During the Ming period the main centers for tile production were in Shanxi, Hebei and Henan counties in the north and Jiangsu, Jiangxi, Fujian and Guangdong counties in the south. According to J. Harrison-Hall, Ming Ceramics in the British Museum, London, 2001, pp. 537 - 8, large tilework figures were "made in section moulds, hand finished, and glazed in the sancai or fahua palettes of the tile-making industries", and "would have been produced in specially built small kilns". The author goes on to note that "large-scale sculptures, created by artisans rather than by individual artists, were predominantly produced for religious purposes", with most of them placed in temples.
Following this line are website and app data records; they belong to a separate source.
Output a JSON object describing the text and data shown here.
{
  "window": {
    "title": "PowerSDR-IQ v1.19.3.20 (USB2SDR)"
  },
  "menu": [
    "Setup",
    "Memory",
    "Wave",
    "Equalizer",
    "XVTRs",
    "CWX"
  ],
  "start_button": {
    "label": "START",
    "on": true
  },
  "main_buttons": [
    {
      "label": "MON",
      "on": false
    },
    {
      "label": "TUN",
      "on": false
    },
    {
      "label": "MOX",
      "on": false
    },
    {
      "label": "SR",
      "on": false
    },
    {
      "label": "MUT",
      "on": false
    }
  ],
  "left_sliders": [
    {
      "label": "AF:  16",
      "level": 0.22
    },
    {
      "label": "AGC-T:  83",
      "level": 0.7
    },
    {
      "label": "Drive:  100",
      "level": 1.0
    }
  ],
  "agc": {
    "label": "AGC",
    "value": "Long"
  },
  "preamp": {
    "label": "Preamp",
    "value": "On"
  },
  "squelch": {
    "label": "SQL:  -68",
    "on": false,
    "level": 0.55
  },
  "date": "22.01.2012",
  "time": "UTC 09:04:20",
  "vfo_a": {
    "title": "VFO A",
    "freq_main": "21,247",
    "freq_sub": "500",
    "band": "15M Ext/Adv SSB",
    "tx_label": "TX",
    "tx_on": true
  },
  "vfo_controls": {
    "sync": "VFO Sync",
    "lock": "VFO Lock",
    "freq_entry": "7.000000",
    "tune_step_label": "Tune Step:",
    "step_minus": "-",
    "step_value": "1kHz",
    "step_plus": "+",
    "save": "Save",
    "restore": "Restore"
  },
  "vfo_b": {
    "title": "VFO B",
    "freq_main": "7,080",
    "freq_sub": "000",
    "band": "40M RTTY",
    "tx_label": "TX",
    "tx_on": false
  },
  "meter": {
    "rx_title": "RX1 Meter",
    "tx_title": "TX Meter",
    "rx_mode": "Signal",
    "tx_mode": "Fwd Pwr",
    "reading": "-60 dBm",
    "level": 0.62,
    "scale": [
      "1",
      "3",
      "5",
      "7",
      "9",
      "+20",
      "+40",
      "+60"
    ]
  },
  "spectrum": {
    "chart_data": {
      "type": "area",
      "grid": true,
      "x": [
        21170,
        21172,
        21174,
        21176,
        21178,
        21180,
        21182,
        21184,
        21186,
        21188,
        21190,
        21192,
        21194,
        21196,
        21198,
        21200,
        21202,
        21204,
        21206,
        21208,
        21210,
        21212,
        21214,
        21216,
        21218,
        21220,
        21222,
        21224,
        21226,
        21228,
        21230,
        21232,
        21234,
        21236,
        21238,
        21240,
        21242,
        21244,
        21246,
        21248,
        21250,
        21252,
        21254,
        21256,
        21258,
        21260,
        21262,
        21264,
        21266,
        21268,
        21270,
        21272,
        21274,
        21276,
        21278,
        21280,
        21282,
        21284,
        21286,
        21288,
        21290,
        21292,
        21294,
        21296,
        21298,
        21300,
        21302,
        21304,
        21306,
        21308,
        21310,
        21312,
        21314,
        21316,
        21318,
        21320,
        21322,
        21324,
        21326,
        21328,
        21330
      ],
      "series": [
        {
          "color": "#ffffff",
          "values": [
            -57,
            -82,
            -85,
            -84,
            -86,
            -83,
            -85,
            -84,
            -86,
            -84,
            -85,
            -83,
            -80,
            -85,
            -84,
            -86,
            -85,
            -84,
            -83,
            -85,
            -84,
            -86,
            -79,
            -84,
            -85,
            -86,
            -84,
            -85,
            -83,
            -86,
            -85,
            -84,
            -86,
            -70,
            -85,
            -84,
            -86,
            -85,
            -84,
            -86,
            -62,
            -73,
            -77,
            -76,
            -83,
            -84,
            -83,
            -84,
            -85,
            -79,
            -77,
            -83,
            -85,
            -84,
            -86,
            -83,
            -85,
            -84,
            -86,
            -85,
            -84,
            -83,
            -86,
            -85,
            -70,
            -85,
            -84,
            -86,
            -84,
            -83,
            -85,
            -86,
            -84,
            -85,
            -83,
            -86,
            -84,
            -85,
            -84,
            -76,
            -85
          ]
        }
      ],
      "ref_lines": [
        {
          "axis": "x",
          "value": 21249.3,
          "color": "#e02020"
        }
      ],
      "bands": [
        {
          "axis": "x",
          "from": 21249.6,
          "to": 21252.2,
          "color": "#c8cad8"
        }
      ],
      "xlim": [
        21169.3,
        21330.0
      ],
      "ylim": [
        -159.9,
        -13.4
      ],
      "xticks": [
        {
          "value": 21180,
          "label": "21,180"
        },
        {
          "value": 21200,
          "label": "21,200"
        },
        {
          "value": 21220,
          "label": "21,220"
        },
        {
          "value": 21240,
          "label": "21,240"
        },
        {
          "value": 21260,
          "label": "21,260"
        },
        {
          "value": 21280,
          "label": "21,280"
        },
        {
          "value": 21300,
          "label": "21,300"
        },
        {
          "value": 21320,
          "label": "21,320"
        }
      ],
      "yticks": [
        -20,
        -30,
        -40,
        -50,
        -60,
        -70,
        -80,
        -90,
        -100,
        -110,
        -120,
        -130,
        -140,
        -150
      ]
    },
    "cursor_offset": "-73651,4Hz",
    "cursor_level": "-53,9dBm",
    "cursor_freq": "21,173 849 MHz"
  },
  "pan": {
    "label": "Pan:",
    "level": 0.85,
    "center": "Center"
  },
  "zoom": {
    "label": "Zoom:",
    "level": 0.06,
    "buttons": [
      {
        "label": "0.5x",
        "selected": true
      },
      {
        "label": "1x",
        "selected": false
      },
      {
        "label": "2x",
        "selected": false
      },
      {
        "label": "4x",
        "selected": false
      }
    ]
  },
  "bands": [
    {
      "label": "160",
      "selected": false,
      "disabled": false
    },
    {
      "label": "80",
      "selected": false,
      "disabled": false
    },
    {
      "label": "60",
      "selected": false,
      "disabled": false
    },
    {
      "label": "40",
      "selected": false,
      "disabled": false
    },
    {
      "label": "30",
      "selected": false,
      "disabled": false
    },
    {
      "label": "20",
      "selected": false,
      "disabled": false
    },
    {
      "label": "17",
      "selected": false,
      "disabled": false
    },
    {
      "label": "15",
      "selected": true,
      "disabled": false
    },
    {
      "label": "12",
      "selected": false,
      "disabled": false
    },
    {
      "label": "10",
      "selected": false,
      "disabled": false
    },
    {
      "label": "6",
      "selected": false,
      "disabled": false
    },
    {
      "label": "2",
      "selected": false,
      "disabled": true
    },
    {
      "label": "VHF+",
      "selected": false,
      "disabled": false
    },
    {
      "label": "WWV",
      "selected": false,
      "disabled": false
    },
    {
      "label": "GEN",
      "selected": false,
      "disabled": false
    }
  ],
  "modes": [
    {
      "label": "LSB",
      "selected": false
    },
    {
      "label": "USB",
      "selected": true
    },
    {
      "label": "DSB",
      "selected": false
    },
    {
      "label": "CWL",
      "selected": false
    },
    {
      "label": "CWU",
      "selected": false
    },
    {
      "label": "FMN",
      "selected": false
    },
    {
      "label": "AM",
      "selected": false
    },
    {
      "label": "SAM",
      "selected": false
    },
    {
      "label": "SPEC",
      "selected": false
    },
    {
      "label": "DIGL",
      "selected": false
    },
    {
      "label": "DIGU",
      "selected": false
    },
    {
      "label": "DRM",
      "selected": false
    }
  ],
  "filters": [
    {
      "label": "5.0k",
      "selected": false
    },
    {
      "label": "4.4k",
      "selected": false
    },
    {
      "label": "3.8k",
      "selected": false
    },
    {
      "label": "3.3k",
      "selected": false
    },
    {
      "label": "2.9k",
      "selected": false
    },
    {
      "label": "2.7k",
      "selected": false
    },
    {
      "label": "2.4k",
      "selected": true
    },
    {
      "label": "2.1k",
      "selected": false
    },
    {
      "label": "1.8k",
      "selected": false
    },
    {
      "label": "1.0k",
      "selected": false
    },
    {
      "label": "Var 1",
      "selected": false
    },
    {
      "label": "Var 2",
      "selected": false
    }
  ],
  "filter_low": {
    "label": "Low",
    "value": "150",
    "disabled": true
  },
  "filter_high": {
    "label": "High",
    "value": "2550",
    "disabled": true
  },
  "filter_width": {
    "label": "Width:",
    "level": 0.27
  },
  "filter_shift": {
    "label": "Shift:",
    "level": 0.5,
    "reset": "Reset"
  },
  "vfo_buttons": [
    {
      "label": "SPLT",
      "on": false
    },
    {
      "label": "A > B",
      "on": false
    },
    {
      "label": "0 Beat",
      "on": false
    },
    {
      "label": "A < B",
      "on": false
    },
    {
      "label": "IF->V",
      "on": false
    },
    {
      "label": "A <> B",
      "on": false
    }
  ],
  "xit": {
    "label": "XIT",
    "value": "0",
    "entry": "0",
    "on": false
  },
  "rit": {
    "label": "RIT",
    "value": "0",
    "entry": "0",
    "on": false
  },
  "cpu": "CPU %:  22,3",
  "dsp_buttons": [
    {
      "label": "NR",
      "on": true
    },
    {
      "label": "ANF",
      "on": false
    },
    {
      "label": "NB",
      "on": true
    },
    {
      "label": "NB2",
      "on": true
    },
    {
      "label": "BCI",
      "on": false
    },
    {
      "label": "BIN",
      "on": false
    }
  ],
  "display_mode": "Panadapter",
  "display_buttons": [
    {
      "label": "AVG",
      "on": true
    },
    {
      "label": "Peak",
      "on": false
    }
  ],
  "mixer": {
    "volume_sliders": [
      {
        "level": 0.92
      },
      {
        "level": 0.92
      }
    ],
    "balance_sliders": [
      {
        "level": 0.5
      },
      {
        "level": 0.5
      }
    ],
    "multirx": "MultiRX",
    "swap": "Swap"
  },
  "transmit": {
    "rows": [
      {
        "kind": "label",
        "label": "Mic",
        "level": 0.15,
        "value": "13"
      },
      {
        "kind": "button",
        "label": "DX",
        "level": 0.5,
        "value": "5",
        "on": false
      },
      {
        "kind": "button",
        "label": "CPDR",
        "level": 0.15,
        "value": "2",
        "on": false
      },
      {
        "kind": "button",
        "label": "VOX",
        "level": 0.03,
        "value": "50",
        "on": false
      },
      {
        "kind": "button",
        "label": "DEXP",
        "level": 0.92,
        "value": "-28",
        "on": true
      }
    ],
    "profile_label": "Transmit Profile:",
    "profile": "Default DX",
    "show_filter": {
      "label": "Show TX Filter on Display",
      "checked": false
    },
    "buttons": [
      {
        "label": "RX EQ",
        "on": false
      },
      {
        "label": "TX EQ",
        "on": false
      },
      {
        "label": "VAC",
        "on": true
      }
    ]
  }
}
The figures of Daoist or Buddhist deities would have been located within the temple, while the Buddhistic lions, in their capacity as defender of the Buddhist law and protector of sacred buildings, were most likely placed at the entrance of a temple or shrine or even sometimes at the entrance to a private residence.
For another pair of equally large buddhistic lions dated to the late 16th century and attributed to Shanxi province, but glazed in a sancai rather than the fahua palette of the present pair, see d'Argencé, ed., Chinese, Korean and Japanese Sculpture in the Avery Brundage Collection, Japan, 1974, pp. 320 - 1, no. 171. See, also, the pair glazed predominantly in aubergine and turquoise and dated to the 16th century sold Christie's, New York, 1 June 1990, lot 209.